▸ **How to complete this task**: Exactly as written, return every line of the data below apart from the pictures.

▸ **Input records**:
---------------
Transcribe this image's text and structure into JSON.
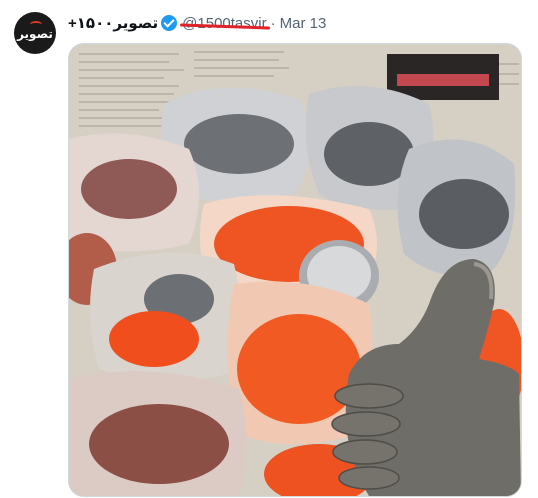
{
  "tweet": {
    "author": {
      "display_name": "تصویر۱۵۰۰+",
      "handle": "@1500tasvir",
      "avatar_text": "تصویر",
      "verified": true,
      "verified_icon": "verified-badge-icon"
    },
    "separator": "·",
    "date": "Mar 13",
    "media": {
      "kind": "photo",
      "subject": "powdered pigments in plastic bags on newspaper, thumbs up from a paint-coated hand"
    }
  },
  "colors": {
    "verified_blue": "#1d9bf0",
    "redaction_red": "#e0222b",
    "secondary_text": "#536471",
    "border": "#cfd9de"
  }
}
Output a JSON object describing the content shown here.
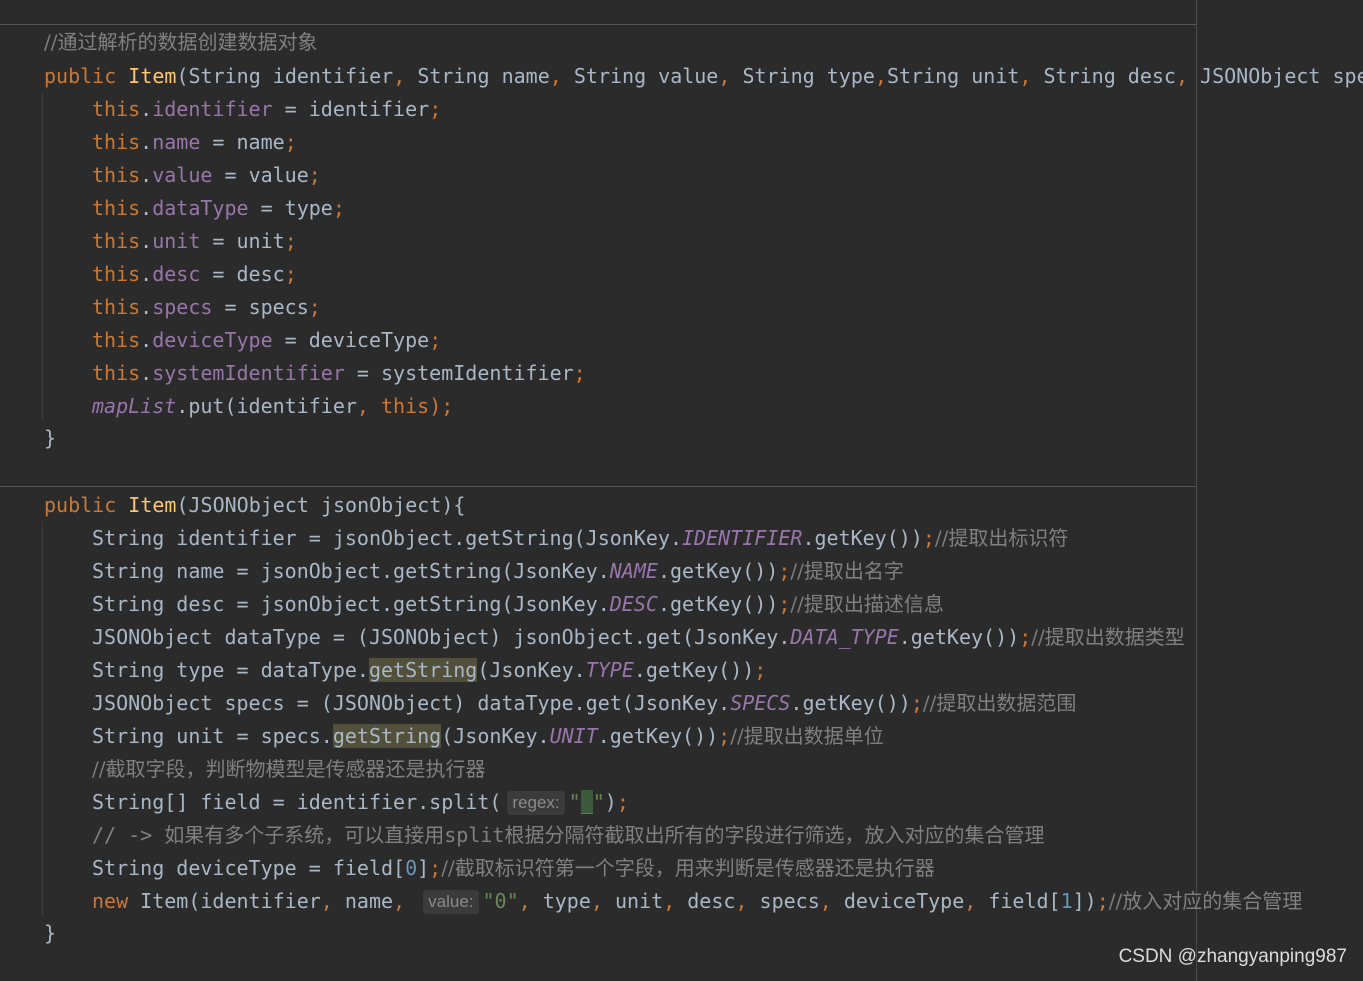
{
  "c1": {
    "comment": "//通过解析的数据创建数据对象",
    "sig": {
      "kw": "public",
      "name": "Item",
      "p1": "(String identifier",
      "p2": "String name",
      "p3": "String value",
      "p4": "String type",
      "p5": "String unit",
      "p6": "String desc",
      "p7": "JSONObject spe"
    },
    "sep_comma": ",",
    "this_kw": "this",
    "assignments": [
      {
        "field": "identifier",
        "value": "identifier"
      },
      {
        "field": "name",
        "value": "name"
      },
      {
        "field": "value",
        "value": "value"
      },
      {
        "field": "dataType",
        "value": "type"
      },
      {
        "field": "unit",
        "value": "unit"
      },
      {
        "field": "desc",
        "value": "desc"
      },
      {
        "field": "specs",
        "value": "specs"
      },
      {
        "field": "deviceType",
        "value": "deviceType"
      },
      {
        "field": "systemIdentifier",
        "value": "systemIdentifier"
      }
    ],
    "maplist": {
      "obj": "mapList",
      "call": ".put(identifier",
      "this_kw": "this",
      "end": ");"
    },
    "close": "}"
  },
  "c2": {
    "sig": {
      "kw": "public",
      "name": "Item",
      "params": "(JSONObject jsonObject){"
    },
    "l1": {
      "a": "String identifier = jsonObject.getString(JsonKey.",
      "k": "IDENTIFIER",
      "b": ".getKey())",
      "c": "//提取出标识符"
    },
    "l2": {
      "a": "String name = jsonObject.getString(JsonKey.",
      "k": "NAME",
      "b": ".getKey())",
      "c": "//提取出名字"
    },
    "l3": {
      "a": "String desc = jsonObject.getString(JsonKey.",
      "k": "DESC",
      "b": ".getKey())",
      "c": "//提取出描述信息"
    },
    "l4": {
      "a": "JSONObject dataType = (JSONObject) jsonObject.get(JsonKey.",
      "k": "DATA_TYPE",
      "b": ".getKey())",
      "c": "//提取出数据类型"
    },
    "l5": {
      "a": "String type = dataType.",
      "m": "getString",
      "b": "(JsonKey.",
      "k": "TYPE",
      "d": ".getKey())"
    },
    "l6": {
      "a": "JSONObject specs = (JSONObject) dataType.get(JsonKey.",
      "k": "SPECS",
      "b": ".getKey())",
      "c": "//提取出数据范围"
    },
    "l7": {
      "a": "String unit = specs.",
      "m": "getString",
      "b": "(JsonKey.",
      "k": "UNIT",
      "d": ".getKey())",
      "c": "//提取出数据单位"
    },
    "l8": {
      "c": "//截取字段，判断物模型是传感器还是执行器"
    },
    "l9": {
      "a": "String[] field = identifier.split(",
      "hint": "regex:",
      "q1": "\"",
      "ch": "_",
      "q2": "\"",
      "e": ")"
    },
    "l10": {
      "c1": "// -> ",
      "c2": "如果有多个子系统，可以直接用",
      "c3": "split",
      "c4": "根据分隔符截取出所有的字段进行筛选，放入对应的集合管理"
    },
    "l11": {
      "a": "String deviceType = field[",
      "n": "0",
      "b": "]",
      "c": "//截取标识符第一个字段，用来判断是传感器还是执行器"
    },
    "l12": {
      "kw": "new",
      "a": " Item(identifier",
      "b": " name",
      "hint": "value:",
      "s": "\"0\"",
      "rest": [
        " type",
        " unit",
        " desc",
        " specs",
        " deviceType",
        " field["
      ],
      "n": "1",
      "e": "])",
      "c": "//放入对应的集合管理"
    },
    "close": "}"
  },
  "semi": ";",
  "watermark": "CSDN @zhangyanping987"
}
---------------
▸ **Answer box**:
Transcribe this image's text and structure into JSON.
{
  "tweet": {
    "author": {
      "display_name": "تصویر۱۵۰۰+",
      "handle": "@1500tasvir",
      "avatar_text": "تصویر",
      "verified": true,
      "verified_icon": "verified-badge-icon"
    },
    "separator": "·",
    "date": "Mar 13",
    "media": {
      "kind": "photo",
      "subject": "powdered pigments in plastic bags on newspaper, thumbs up from a paint-coated hand"
    }
  },
  "colors": {
    "verified_blue": "#1d9bf0",
    "redaction_red": "#e0222b",
    "secondary_text": "#536471",
    "border": "#cfd9de"
  }
}
Output a JSON object describing the content shown here.
{
  "c1": {
    "comment": "//通过解析的数据创建数据对象",
    "sig": {
      "kw": "public",
      "name": "Item",
      "p1": "(String identifier",
      "p2": "String name",
      "p3": "String value",
      "p4": "String type",
      "p5": "String unit",
      "p6": "String desc",
      "p7": "JSONObject spe"
    },
    "sep_comma": ",",
    "this_kw": "this",
    "assignments": [
      {
        "field": "identifier",
        "value": "identifier"
      },
      {
        "field": "name",
        "value": "name"
      },
      {
        "field": "value",
        "value": "value"
      },
      {
        "field": "dataType",
        "value": "type"
      },
      {
        "field": "unit",
        "value": "unit"
      },
      {
        "field": "desc",
        "value": "desc"
      },
      {
        "field": "specs",
        "value": "specs"
      },
      {
        "field": "deviceType",
        "value": "deviceType"
      },
      {
        "field": "systemIdentifier",
        "value": "systemIdentifier"
      }
    ],
    "maplist": {
      "obj": "mapList",
      "call": ".put(identifier",
      "this_kw": "this",
      "end": ");"
    },
    "close": "}"
  },
  "c2": {
    "sig": {
      "kw": "public",
      "name": "Item",
      "params": "(JSONObject jsonObject){"
    },
    "l1": {
      "a": "String identifier = jsonObject.getString(JsonKey.",
      "k": "IDENTIFIER",
      "b": ".getKey())",
      "c": "//提取出标识符"
    },
    "l2": {
      "a": "String name = jsonObject.getString(JsonKey.",
      "k": "NAME",
      "b": ".getKey())",
      "c": "//提取出名字"
    },
    "l3": {
      "a": "String desc = jsonObject.getString(JsonKey.",
      "k": "DESC",
      "b": ".getKey())",
      "c": "//提取出描述信息"
    },
    "l4": {
      "a": "JSONObject dataType = (JSONObject) jsonObject.get(JsonKey.",
      "k": "DATA_TYPE",
      "b": ".getKey())",
      "c": "//提取出数据类型"
    },
    "l5": {
      "a": "String type = dataType.",
      "m": "getString",
      "b": "(JsonKey.",
      "k": "TYPE",
      "d": ".getKey())"
    },
    "l6": {
      "a": "JSONObject specs = (JSONObject) dataType.get(JsonKey.",
      "k": "SPECS",
      "b": ".getKey())",
      "c": "//提取出数据范围"
    },
    "l7": {
      "a": "String unit = specs.",
      "m": "getString",
      "b": "(JsonKey.",
      "k": "UNIT",
      "d": ".getKey())",
      "c": "//提取出数据单位"
    },
    "l8": {
      "c": "//截取字段，判断物模型是传感器还是执行器"
    },
    "l9": {
      "a": "String[] field = identifier.split(",
      "hint": "regex:",
      "q1": "\"",
      "ch": "_",
      "q2": "\"",
      "e": ")"
    },
    "l10": {
      "c1": "// -> ",
      "c2": "如果有多个子系统，可以直接用",
      "c3": "split",
      "c4": "根据分隔符截取出所有的字段进行筛选，放入对应的集合管理"
    },
    "l11": {
      "a": "String deviceType = field[",
      "n": "0",
      "b": "]",
      "c": "//截取标识符第一个字段，用来判断是传感器还是执行器"
    },
    "l12": {
      "kw": "new",
      "a": " Item(identifier",
      "b": " name",
      "hint": "value:",
      "s": "\"0\"",
      "rest": [
        " type",
        " unit",
        " desc",
        " specs",
        " deviceType",
        " field["
      ],
      "n": "1",
      "e": "])",
      "c": "//放入对应的集合管理"
    },
    "close": "}"
  },
  "semi": ";",
  "watermark": "CSDN @zhangyanping987"
}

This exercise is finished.